In Morocco, Scientists have discovered fossils of primitive cousins of T. rex that had short bulldog snouts and even shorter arms. These two new dinosaur species belong to the Abelisauridae family, which were carnivorous dinosaurs that were counterparts to the tyrannosaurs of the Northern Hemisphere. They lived at the end of the Cretaceous period and showed that dinosaurs were diverse in Africa just before their mass extinction by an asteroid 66 million years ago.
Morocco was home to diverse dinosaur species just before a giant asteroid struck the Cretaceous’s end, ending the dinosaurs’ age. Two new Cretaceous-era dinosaur species have been discovered in Morocco, just outside Casablanca. Both belonged to a family of primitive carnivorous dinosaurs called abelisaurs and lived alongside the much larger Chenanisaurus barbaricus. One species, discovered near the village of Sidi Daoui, is represented by a foot bone from a predator about two and a half meters (eight feet) long. The other is the shin bone of a carnivore that grew to be around five meters (15 feet) long and came from nearby Sidi Chennane.
There are five different species represented by the few dinosaur fossils recovered so far: a duckbill dinosaur called Ajnabia, a titanosaur with a long neck, the giant abelisaur Chenanisaurus, and now two new abelisaurs.
Dr. Nick Longrich from the Milner Centre for Evolution at the University of Bath, who led the study, said, “It’s a shallow, tropical sea full of plesiosaurs, mosasaurs, and sharks. It’s not exactly where you’d expect to find many dinosaurs. But we’re finding them.”
The region is rich in fossils, providing the best picture of African dinosaurs from the end of the age of dinosaurs. Paleontologists often recover fossils from new species, suggesting the beds host an extremely diverse dinosaur fauna.
Dr. Longrich said, “We also have other fossils, but they’re currently under study. So we can’t say much about them now, except that this was an amazingly diverse dinosaur fauna.”
The last dinosaurs vanished around 66 million years ago, along with up to 90% of all species on the earth, including mosasaurs, plesiosaurs, pterosaurs, and ammonites.
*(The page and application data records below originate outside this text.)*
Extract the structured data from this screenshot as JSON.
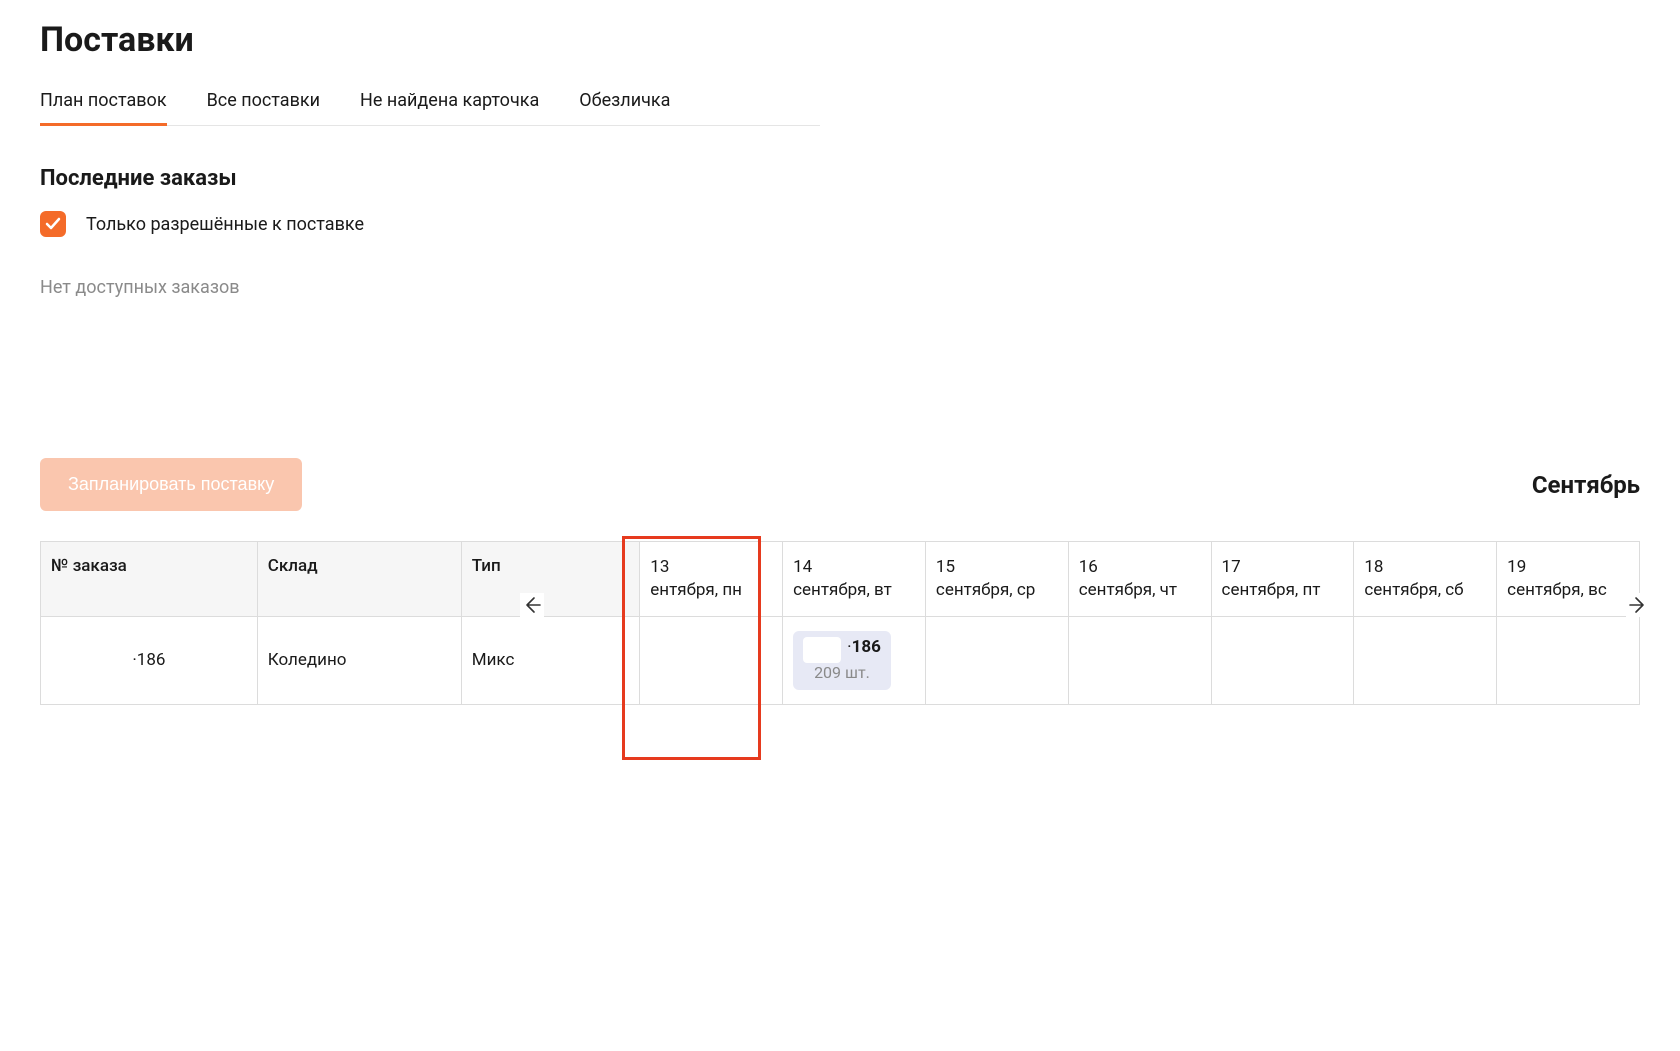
{
  "page_title": "Поставки",
  "tabs": [
    {
      "label": "План поставок",
      "active": true
    },
    {
      "label": "Все поставки",
      "active": false
    },
    {
      "label": "Не найдена карточка",
      "active": false
    },
    {
      "label": "Обезличка",
      "active": false
    }
  ],
  "recent": {
    "title": "Последние заказы",
    "checkbox_label": "Только разрешённые к поставке",
    "checkbox_checked": true,
    "empty": "Нет доступных заказов"
  },
  "plan_button": "Запланировать поставку",
  "month": "Сентябрь",
  "columns": {
    "order": "№ заказа",
    "sklad": "Склад",
    "type": "Тип"
  },
  "dates": [
    {
      "day": "13",
      "rest": "ентября, пн"
    },
    {
      "day": "14",
      "rest": "сентября, вт"
    },
    {
      "day": "15",
      "rest": "сентября, ср"
    },
    {
      "day": "16",
      "rest": "сентября, чт"
    },
    {
      "day": "17",
      "rest": "сентября, пт"
    },
    {
      "day": "18",
      "rest": "сентября, сб"
    },
    {
      "day": "19",
      "rest": "сентября, вс"
    }
  ],
  "row": {
    "order_suffix": "186",
    "sklad": "Коледино",
    "type": "Микс",
    "chip": {
      "num": "186",
      "qty": "209 шт."
    }
  }
}
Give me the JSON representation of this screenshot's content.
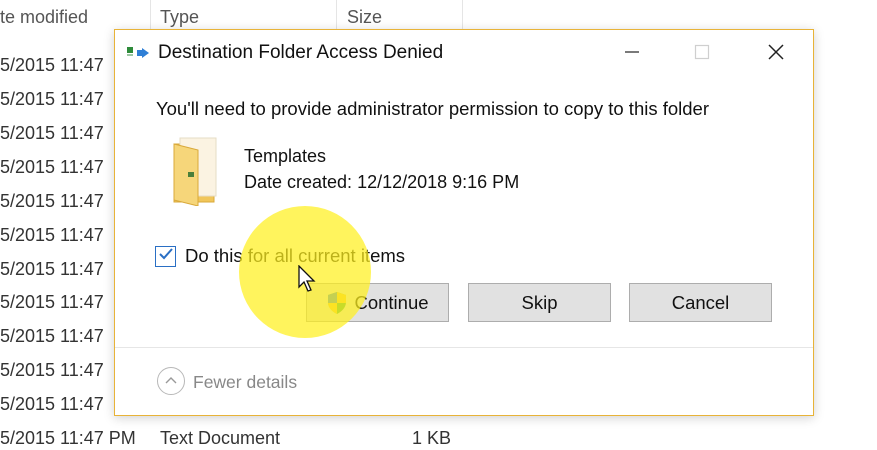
{
  "explorer": {
    "columns": {
      "date": "te modified",
      "type": "Type",
      "size": "Size"
    },
    "rows": [
      {
        "date": "5/2015 11:47"
      },
      {
        "date": "5/2015 11:47"
      },
      {
        "date": "5/2015 11:47"
      },
      {
        "date": "5/2015 11:47"
      },
      {
        "date": "5/2015 11:47"
      },
      {
        "date": "5/2015 11:47"
      },
      {
        "date": "5/2015 11:47"
      },
      {
        "date": "5/2015 11:47"
      },
      {
        "date": "5/2015 11:47"
      },
      {
        "date": "5/2015 11:47"
      },
      {
        "date": "5/2015 11:47"
      }
    ],
    "last_row": {
      "date": "5/2015 11:47 PM",
      "type": "Text Document",
      "size": "1 KB"
    }
  },
  "dialog": {
    "title": "Destination Folder Access Denied",
    "message": "You'll need to provide administrator permission to copy to this folder",
    "item": {
      "name": "Templates",
      "date_created": "Date created: 12/12/2018 9:16 PM"
    },
    "checkbox": {
      "label": "Do this for all current items",
      "checked": true
    },
    "buttons": {
      "continue": "Continue",
      "skip": "Skip",
      "cancel": "Cancel"
    },
    "details_toggle": "Fewer details"
  },
  "colors": {
    "dialog_border": "#e8b338",
    "checkbox_accent": "#2a6fc4",
    "cursor_highlight": "#fff01e",
    "button_bg": "#e1e1e1"
  },
  "icons": [
    "copy-folder-icon",
    "minimize-icon",
    "maximize-icon",
    "close-icon",
    "folder-icon",
    "checkmark-icon",
    "uac-shield-icon",
    "chevron-up-icon",
    "mouse-cursor-icon"
  ]
}
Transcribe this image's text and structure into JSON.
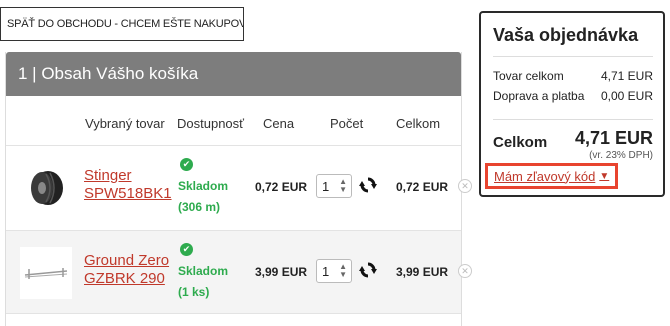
{
  "back_button": {
    "label": "SPÄŤ DO OBCHODU - CHCEM EŠTE NAKUPOVAŤ"
  },
  "cart": {
    "header": "1 | Obsah Vášho košíka",
    "columns": {
      "product": "Vybraný tovar",
      "availability": "Dostupnosť",
      "price": "Cena",
      "quantity": "Počet",
      "total": "Celkom"
    },
    "items": [
      {
        "name_line1": "Stinger",
        "name_line2": "SPW518BK1",
        "thumb_icon": "speaker-wire-spool-icon",
        "availability": "Skladom",
        "stock": "(306 m)",
        "price": "0,72 EUR",
        "quantity": "1",
        "total": "0,72 EUR"
      },
      {
        "name_line1": "Ground Zero",
        "name_line2": "GZBRK 290",
        "thumb_icon": "mounting-bracket-icon",
        "availability": "Skladom",
        "stock": "(1 ks)",
        "price": "3,99 EUR",
        "quantity": "1",
        "total": "3,99 EUR"
      }
    ]
  },
  "summary": {
    "title": "Vaša objednávka",
    "goods_label": "Tovar celkom",
    "goods_value": "4,71 EUR",
    "shipping_label": "Doprava a platba",
    "shipping_value": "0,00 EUR",
    "total_label": "Celkom",
    "total_value": "4,71 EUR",
    "vat_note": "(vr. 23% DPH)",
    "discount_link": "Mám zľavový kód"
  },
  "colors": {
    "accent_red": "#c0392b",
    "highlight_red": "#e8442f",
    "stock_green": "#2eab4e",
    "header_gray": "#7d7d7d"
  }
}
More than two hundred years have passed since scientists debated the extinction pattern and its causes at the end of the Cretaceous.
The researcher said, “It also grew colder near the end, so it might not be surprising if dinosaurs at higher latitudes became less diverse. But we don’t know much about dinosaurs from lower latitudes.”
Moroccan dinosaurs thrived in North Africa till the end. The end of the Cretaceous in western North America appears less diversified. However, it’s unclear whether this is true globally. Dinosaur remains in Morocco convey the same messages as numerous marine reptile remains, showing that biodiversity was not declining but relatively diversified.
Nour-Eddine Jalil, a professor at the Natural History Museum and a researcher at Universite Cadi Ayyad in Morocco, who was a co-author on the paper, said, “When T. rex reigned as a mega predator in North America, abelisaurs sat at the top of the food chains in North Africa.”